Obviously the zucchini is starting to produce, because that is what zucchini does. However, it actually is not. The “squash” pictured here was not pollinated, due to a lack of bee activity in the rain. This might-have-been zucchini will soon rot away. I will remove it before that happens. Also, I will start to hand pollinate my squash and pumpkins if the sun does not come back soon. The agricultural extension at Texas A&M has a very good tutorial on hand pollinating.

The heat and dampness have also made this a challenging year for insect and fungus control. I have been alternating neem oil and pyrethrin sprays on my garden beds and fruit trees between downpours. I have no delusions- I will not be able to stop all the damage, but I believe I have it under control at the moment. After all, I want to reduce the squash beetles, aphids, and weevils, but I want the assassin bugs and ladybugs to stick around. No pests means no predators.

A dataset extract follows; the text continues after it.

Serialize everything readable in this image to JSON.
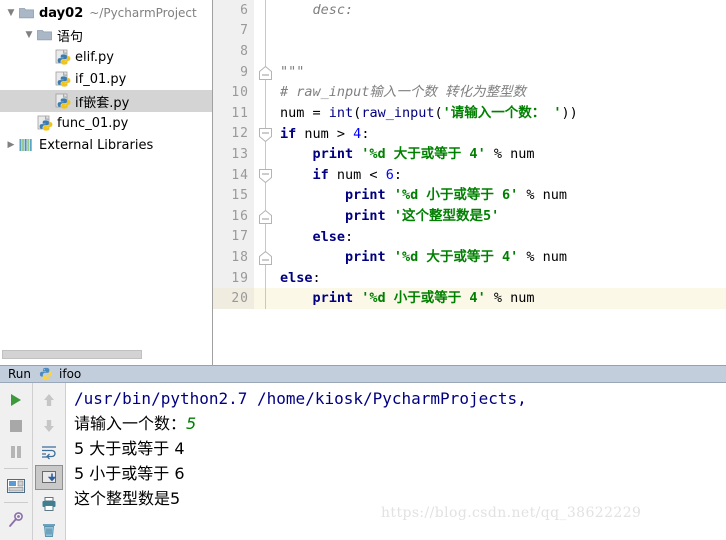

Who loves heat and humidity even more than insect pests? You are correct- both the front and back yard tomatoes are thriving in the heat. They do seem to be pining a bit for the sunshine lately. Still, all plants are growing, blooming, and starting to fruit. The basil is also quite content, and I am cautiously planning some large scale sauce production for later in the season.

Now this pest problem is a real head scratcher:

Let me explain the image above. That is one very rough textured sunflower and several pungent cilantro plants, completely devoid of leaves. Adjacent, note the mound of delicately flavored parsley which has nary a nibble. Who the heck does that? I have my suspicions.

I have not been able to prove the identity of the culprit. However, I believe the presence of a warren of rabbit foodies in my neighborhood is highly plausible. They seem to be sampling my chamomile, too. They are not yet endangering the young plants, but I am watching closely. I might have to resort to a Have-A-Heart trap baited with truffle oil dressed carrots and massaged kale to reduce the lagomorph population.

As a side note, you can also see that keeping up with weed control has been inhibited by the weather. The forecast has some decent breaks of sun predicted this weekend, so I will be catching up as much as I can. Pulled up weeds are an excellent addition to the compost pile.

And finally, a follow up to my previous post about having surplus pumpkin plants.

Demonstrated here is the progression from “I found a good spot for my extra pumpkin vines” (18JUN2021) through “there may have been squash seeds in the compost I added to the loam pile” (24JUN2021), to “I am going to be the CEO of Pumpkins this October” (08JUL021). Honestly, it is too early to predict if and how well these pumpkins will produce, but I am very excited about the possibilities.

Gardening never easy. There are bound to be unexpected, difficult, surprising, and frustrating situations. There are also endless opportunities to learn and tiny wonders to discover. What challenges have you encountered in your garden? Share your hard-learned lessons in the comments!